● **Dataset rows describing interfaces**
========================

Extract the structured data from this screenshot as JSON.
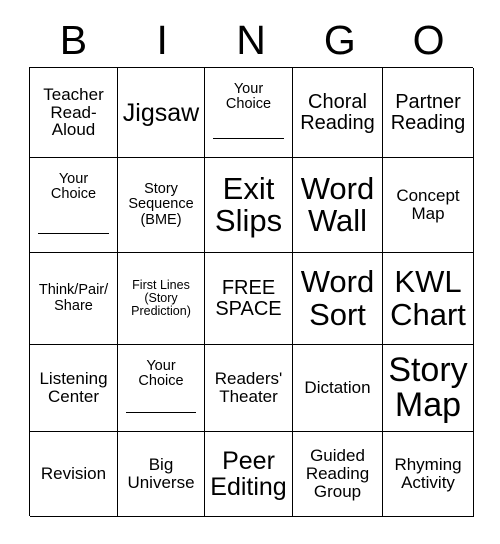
{
  "card": {
    "title_letters": [
      "B",
      "I",
      "N",
      "G",
      "O"
    ],
    "columns": 5,
    "rows": 5,
    "free_space_label": "FREE\nSPACE",
    "write_in_label": "Your\nChoice",
    "cells": [
      {
        "text": "Teacher\nRead-\nAloud",
        "size": "md",
        "write_in": false
      },
      {
        "text": "Jigsaw",
        "size": "xl",
        "write_in": false
      },
      {
        "text": "Your\nChoice",
        "size": "sm",
        "write_in": true
      },
      {
        "text": "Choral\nReading",
        "size": "lg",
        "write_in": false
      },
      {
        "text": "Partner\nReading",
        "size": "lg",
        "write_in": false
      },
      {
        "text": "Your\nChoice",
        "size": "sm",
        "write_in": true
      },
      {
        "text": "Story\nSequence\n(BME)",
        "size": "sm",
        "write_in": false
      },
      {
        "text": "Exit\nSlips",
        "size": "xxl",
        "write_in": false
      },
      {
        "text": "Word\nWall",
        "size": "xxl",
        "write_in": false
      },
      {
        "text": "Concept\nMap",
        "size": "md",
        "write_in": false
      },
      {
        "text": "Think/Pair/\nShare",
        "size": "sm",
        "write_in": false
      },
      {
        "text": "First Lines\n(Story\nPrediction)",
        "size": "xs",
        "write_in": false
      },
      {
        "text": "FREE\nSPACE",
        "size": "lg",
        "write_in": false
      },
      {
        "text": "Word\nSort",
        "size": "xxl",
        "write_in": false
      },
      {
        "text": "KWL\nChart",
        "size": "xxl",
        "write_in": false
      },
      {
        "text": "Listening\nCenter",
        "size": "md",
        "write_in": false
      },
      {
        "text": "Your\nChoice",
        "size": "sm",
        "write_in": true
      },
      {
        "text": "Readers'\nTheater",
        "size": "md",
        "write_in": false
      },
      {
        "text": "Dictation",
        "size": "md",
        "write_in": false
      },
      {
        "text": "Story\nMap",
        "size": "huge",
        "write_in": false
      },
      {
        "text": "Revision",
        "size": "md",
        "write_in": false
      },
      {
        "text": "Big\nUniverse",
        "size": "md",
        "write_in": false
      },
      {
        "text": "Peer\nEditing",
        "size": "xl",
        "write_in": false
      },
      {
        "text": "Guided\nReading\nGroup",
        "size": "md",
        "write_in": false
      },
      {
        "text": "Rhyming\nActivity",
        "size": "md",
        "write_in": false
      }
    ]
  },
  "colors": {
    "background": "#ffffff",
    "text": "#000000",
    "grid_line": "#000000"
  }
}
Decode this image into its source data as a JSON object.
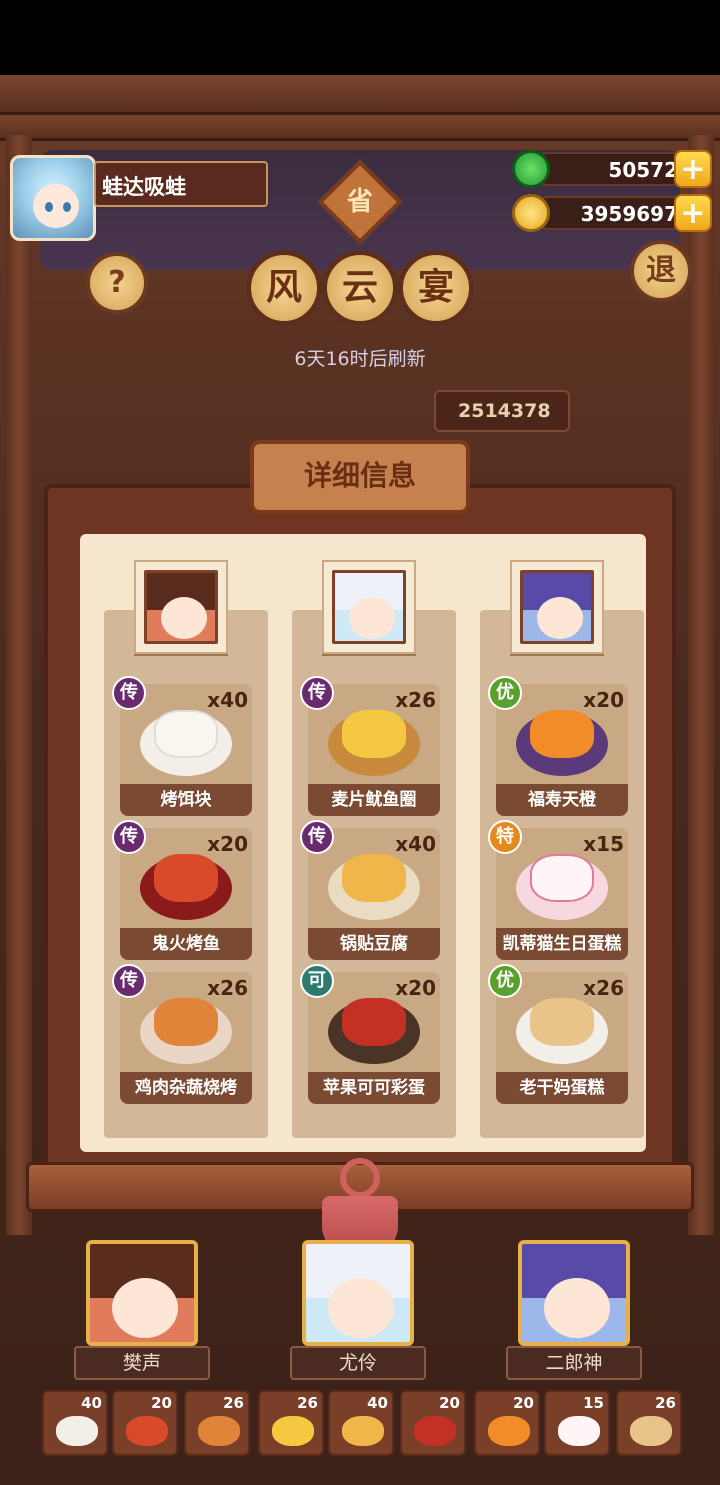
{
  "player": {
    "name": "蛙达吸蛙"
  },
  "currency": {
    "jade": "50572",
    "coins": "3959697",
    "plus_symbol": "+"
  },
  "buttons": {
    "help_label": "?",
    "exit_label": "退"
  },
  "event": {
    "badge": "省",
    "title_chars": [
      "风",
      "云",
      "宴"
    ],
    "refresh_text": "6天16时后刷新",
    "score": "2514378"
  },
  "panel": {
    "title": "详细信息",
    "columns": [
      {
        "dishes": [
          {
            "badge": "传",
            "count": "x40",
            "name": "烤饵块"
          },
          {
            "badge": "传",
            "count": "x20",
            "name": "鬼火烤鱼"
          },
          {
            "badge": "传",
            "count": "x26",
            "name": "鸡肉杂蔬烧烤"
          }
        ]
      },
      {
        "dishes": [
          {
            "badge": "传",
            "count": "x26",
            "name": "麦片鱿鱼圈"
          },
          {
            "badge": "传",
            "count": "x40",
            "name": "锅贴豆腐"
          },
          {
            "badge": "可",
            "count": "x20",
            "name": "苹果可可彩蛋"
          }
        ]
      },
      {
        "dishes": [
          {
            "badge": "优",
            "count": "x20",
            "name": "福寿天橙"
          },
          {
            "badge": "特",
            "count": "x15",
            "name": "凯蒂猫生日蛋糕"
          },
          {
            "badge": "优",
            "count": "x26",
            "name": "老干妈蛋糕"
          }
        ]
      }
    ]
  },
  "chefs": [
    {
      "name": "樊声"
    },
    {
      "name": "尤伶"
    },
    {
      "name": "二郎神"
    }
  ],
  "dish_slots": [
    {
      "count": "40"
    },
    {
      "count": "20"
    },
    {
      "count": "26"
    },
    {
      "count": "26"
    },
    {
      "count": "40"
    },
    {
      "count": "20"
    },
    {
      "count": "20"
    },
    {
      "count": "15"
    },
    {
      "count": "26"
    }
  ],
  "colors": {
    "badge_chuan": "#6a2a6e",
    "badge_you": "#5aa02c",
    "badge_te": "#e38a1e",
    "badge_ke": "#2f7a6e"
  }
}
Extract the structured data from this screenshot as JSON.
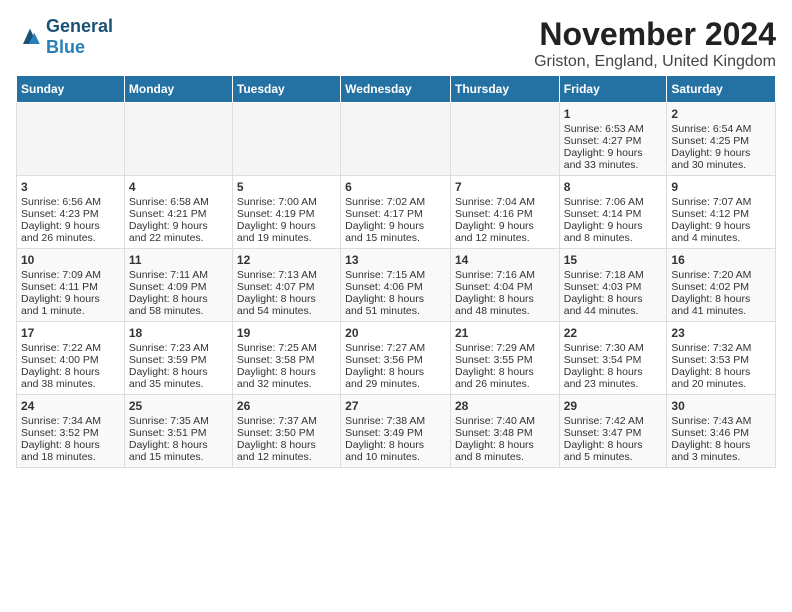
{
  "header": {
    "logo_general": "General",
    "logo_blue": "Blue",
    "month_title": "November 2024",
    "location": "Griston, England, United Kingdom"
  },
  "weekdays": [
    "Sunday",
    "Monday",
    "Tuesday",
    "Wednesday",
    "Thursday",
    "Friday",
    "Saturday"
  ],
  "weeks": [
    [
      {
        "day": "",
        "info": ""
      },
      {
        "day": "",
        "info": ""
      },
      {
        "day": "",
        "info": ""
      },
      {
        "day": "",
        "info": ""
      },
      {
        "day": "",
        "info": ""
      },
      {
        "day": "1",
        "info": "Sunrise: 6:53 AM\nSunset: 4:27 PM\nDaylight: 9 hours\nand 33 minutes."
      },
      {
        "day": "2",
        "info": "Sunrise: 6:54 AM\nSunset: 4:25 PM\nDaylight: 9 hours\nand 30 minutes."
      }
    ],
    [
      {
        "day": "3",
        "info": "Sunrise: 6:56 AM\nSunset: 4:23 PM\nDaylight: 9 hours\nand 26 minutes."
      },
      {
        "day": "4",
        "info": "Sunrise: 6:58 AM\nSunset: 4:21 PM\nDaylight: 9 hours\nand 22 minutes."
      },
      {
        "day": "5",
        "info": "Sunrise: 7:00 AM\nSunset: 4:19 PM\nDaylight: 9 hours\nand 19 minutes."
      },
      {
        "day": "6",
        "info": "Sunrise: 7:02 AM\nSunset: 4:17 PM\nDaylight: 9 hours\nand 15 minutes."
      },
      {
        "day": "7",
        "info": "Sunrise: 7:04 AM\nSunset: 4:16 PM\nDaylight: 9 hours\nand 12 minutes."
      },
      {
        "day": "8",
        "info": "Sunrise: 7:06 AM\nSunset: 4:14 PM\nDaylight: 9 hours\nand 8 minutes."
      },
      {
        "day": "9",
        "info": "Sunrise: 7:07 AM\nSunset: 4:12 PM\nDaylight: 9 hours\nand 4 minutes."
      }
    ],
    [
      {
        "day": "10",
        "info": "Sunrise: 7:09 AM\nSunset: 4:11 PM\nDaylight: 9 hours\nand 1 minute."
      },
      {
        "day": "11",
        "info": "Sunrise: 7:11 AM\nSunset: 4:09 PM\nDaylight: 8 hours\nand 58 minutes."
      },
      {
        "day": "12",
        "info": "Sunrise: 7:13 AM\nSunset: 4:07 PM\nDaylight: 8 hours\nand 54 minutes."
      },
      {
        "day": "13",
        "info": "Sunrise: 7:15 AM\nSunset: 4:06 PM\nDaylight: 8 hours\nand 51 minutes."
      },
      {
        "day": "14",
        "info": "Sunrise: 7:16 AM\nSunset: 4:04 PM\nDaylight: 8 hours\nand 48 minutes."
      },
      {
        "day": "15",
        "info": "Sunrise: 7:18 AM\nSunset: 4:03 PM\nDaylight: 8 hours\nand 44 minutes."
      },
      {
        "day": "16",
        "info": "Sunrise: 7:20 AM\nSunset: 4:02 PM\nDaylight: 8 hours\nand 41 minutes."
      }
    ],
    [
      {
        "day": "17",
        "info": "Sunrise: 7:22 AM\nSunset: 4:00 PM\nDaylight: 8 hours\nand 38 minutes."
      },
      {
        "day": "18",
        "info": "Sunrise: 7:23 AM\nSunset: 3:59 PM\nDaylight: 8 hours\nand 35 minutes."
      },
      {
        "day": "19",
        "info": "Sunrise: 7:25 AM\nSunset: 3:58 PM\nDaylight: 8 hours\nand 32 minutes."
      },
      {
        "day": "20",
        "info": "Sunrise: 7:27 AM\nSunset: 3:56 PM\nDaylight: 8 hours\nand 29 minutes."
      },
      {
        "day": "21",
        "info": "Sunrise: 7:29 AM\nSunset: 3:55 PM\nDaylight: 8 hours\nand 26 minutes."
      },
      {
        "day": "22",
        "info": "Sunrise: 7:30 AM\nSunset: 3:54 PM\nDaylight: 8 hours\nand 23 minutes."
      },
      {
        "day": "23",
        "info": "Sunrise: 7:32 AM\nSunset: 3:53 PM\nDaylight: 8 hours\nand 20 minutes."
      }
    ],
    [
      {
        "day": "24",
        "info": "Sunrise: 7:34 AM\nSunset: 3:52 PM\nDaylight: 8 hours\nand 18 minutes."
      },
      {
        "day": "25",
        "info": "Sunrise: 7:35 AM\nSunset: 3:51 PM\nDaylight: 8 hours\nand 15 minutes."
      },
      {
        "day": "26",
        "info": "Sunrise: 7:37 AM\nSunset: 3:50 PM\nDaylight: 8 hours\nand 12 minutes."
      },
      {
        "day": "27",
        "info": "Sunrise: 7:38 AM\nSunset: 3:49 PM\nDaylight: 8 hours\nand 10 minutes."
      },
      {
        "day": "28",
        "info": "Sunrise: 7:40 AM\nSunset: 3:48 PM\nDaylight: 8 hours\nand 8 minutes."
      },
      {
        "day": "29",
        "info": "Sunrise: 7:42 AM\nSunset: 3:47 PM\nDaylight: 8 hours\nand 5 minutes."
      },
      {
        "day": "30",
        "info": "Sunrise: 7:43 AM\nSunset: 3:46 PM\nDaylight: 8 hours\nand 3 minutes."
      }
    ]
  ]
}
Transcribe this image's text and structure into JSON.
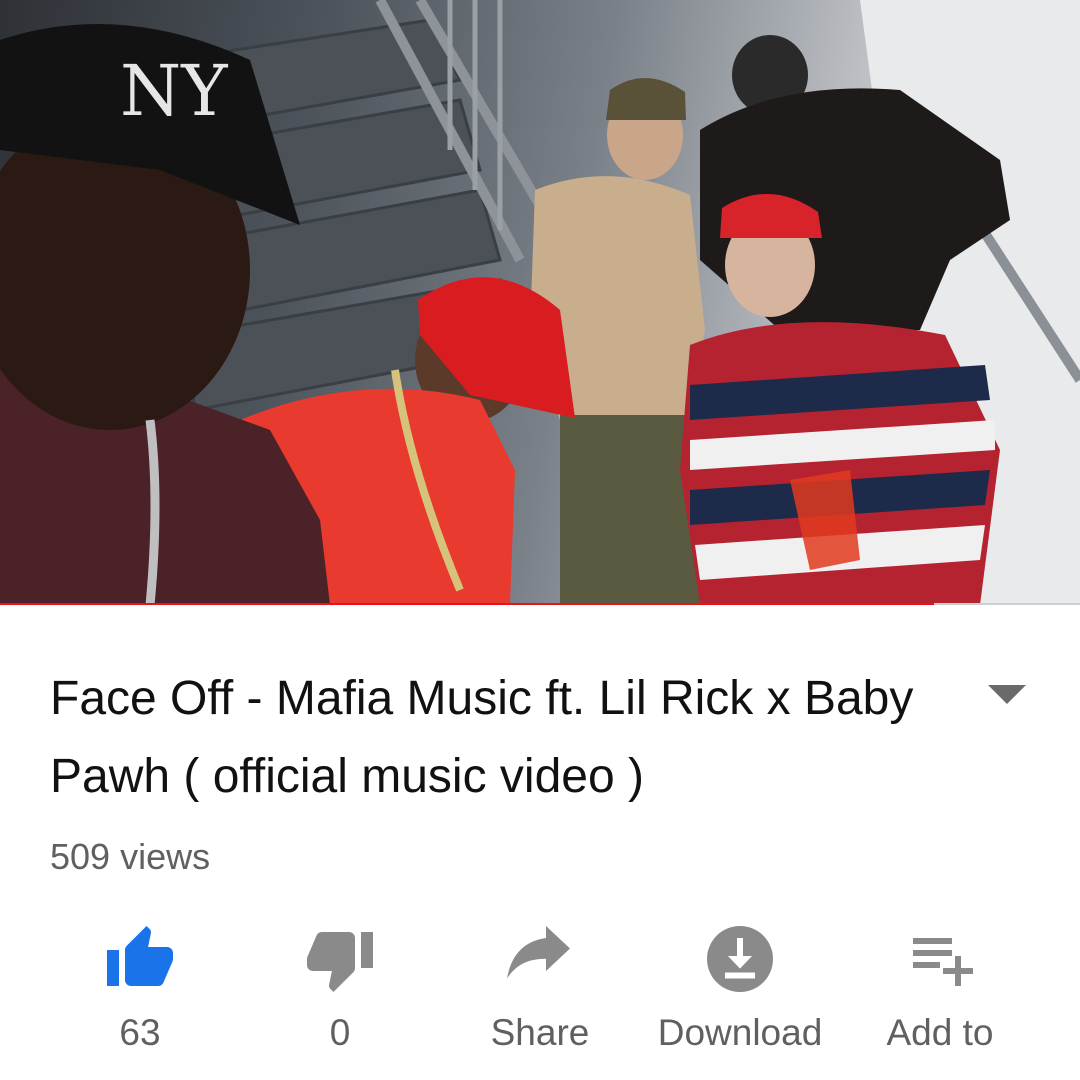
{
  "video": {
    "watched_fraction": 0.865,
    "colors": {
      "progress": "#e8121a",
      "track": "#cfcfcf"
    }
  },
  "info": {
    "title": "Face Off - Mafia Music ft. Lil Rick x Baby Pawh ( official music video )",
    "views": "509 views",
    "expand_icon": "chevron-down-icon"
  },
  "actions": [
    {
      "icon": "thumbs-up-icon",
      "label": "63",
      "active": true,
      "color": "#1a73e8"
    },
    {
      "icon": "thumbs-down-icon",
      "label": "0",
      "active": false,
      "color": "#8a8a8a"
    },
    {
      "icon": "share-icon",
      "label": "Share",
      "active": false,
      "color": "#8a8a8a"
    },
    {
      "icon": "download-icon",
      "label": "Download",
      "active": false,
      "color": "#8a8a8a"
    },
    {
      "icon": "playlist-add-icon",
      "label": "Add to",
      "active": false,
      "color": "#8a8a8a"
    }
  ]
}
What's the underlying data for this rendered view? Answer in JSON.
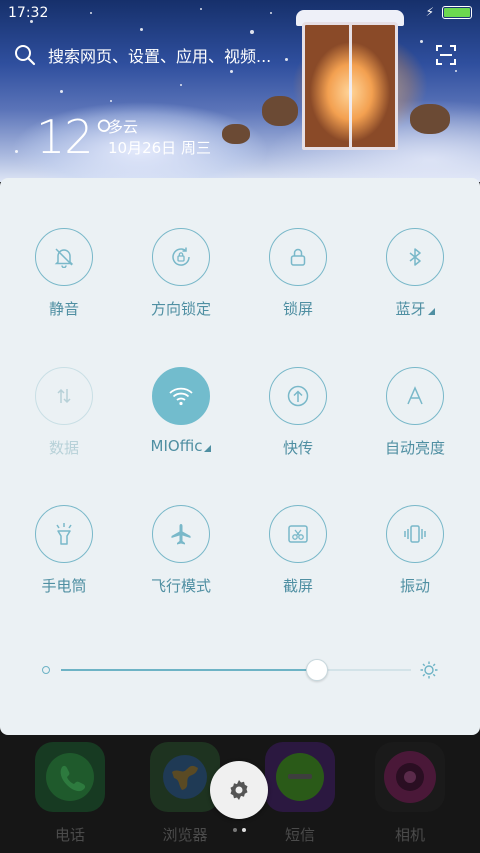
{
  "status_bar": {
    "time": "17:32",
    "battery_level": 1.0
  },
  "search": {
    "placeholder": "搜索网页、设置、应用、视频..."
  },
  "weather": {
    "temperature": "12°",
    "condition": "多云",
    "date": "10月26日 周三"
  },
  "quick_settings": {
    "tiles": [
      {
        "id": "silent",
        "label": "静音",
        "icon": "bell-off-icon",
        "state": "off"
      },
      {
        "id": "rotation-lock",
        "label": "方向锁定",
        "icon": "rotation-lock-icon",
        "state": "off"
      },
      {
        "id": "lock-screen",
        "label": "锁屏",
        "icon": "lock-icon",
        "state": "off"
      },
      {
        "id": "bluetooth",
        "label": "蓝牙",
        "icon": "bluetooth-icon",
        "state": "off",
        "expandable": true
      },
      {
        "id": "data",
        "label": "数据",
        "icon": "data-arrows-icon",
        "state": "disabled"
      },
      {
        "id": "wifi",
        "label": "MIOffic",
        "icon": "wifi-icon",
        "state": "on",
        "expandable": true
      },
      {
        "id": "quick-share",
        "label": "快传",
        "icon": "upload-icon",
        "state": "off"
      },
      {
        "id": "auto-brightness",
        "label": "自动亮度",
        "icon": "letter-a-icon",
        "state": "off"
      },
      {
        "id": "flashlight",
        "label": "手电筒",
        "icon": "flashlight-icon",
        "state": "off"
      },
      {
        "id": "airplane",
        "label": "飞行模式",
        "icon": "airplane-icon",
        "state": "off"
      },
      {
        "id": "screenshot",
        "label": "截屏",
        "icon": "scissors-icon",
        "state": "off"
      },
      {
        "id": "vibrate",
        "label": "振动",
        "icon": "vibrate-icon",
        "state": "off"
      }
    ],
    "brightness": {
      "level": 0.73
    }
  },
  "dock": {
    "apps": [
      {
        "label": "电话",
        "icon": "phone-icon"
      },
      {
        "label": "浏览器",
        "icon": "globe-icon"
      },
      {
        "label": "短信",
        "icon": "message-icon"
      },
      {
        "label": "相机",
        "icon": "camera-icon"
      }
    ]
  },
  "colors": {
    "accent": "#72bccd",
    "panel": "#ebf1f4",
    "tile_label": "#4f8fa2"
  }
}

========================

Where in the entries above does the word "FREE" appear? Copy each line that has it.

    "free_space_label": "FREE\nSPACE",
        "text": "FREE\nSPACE",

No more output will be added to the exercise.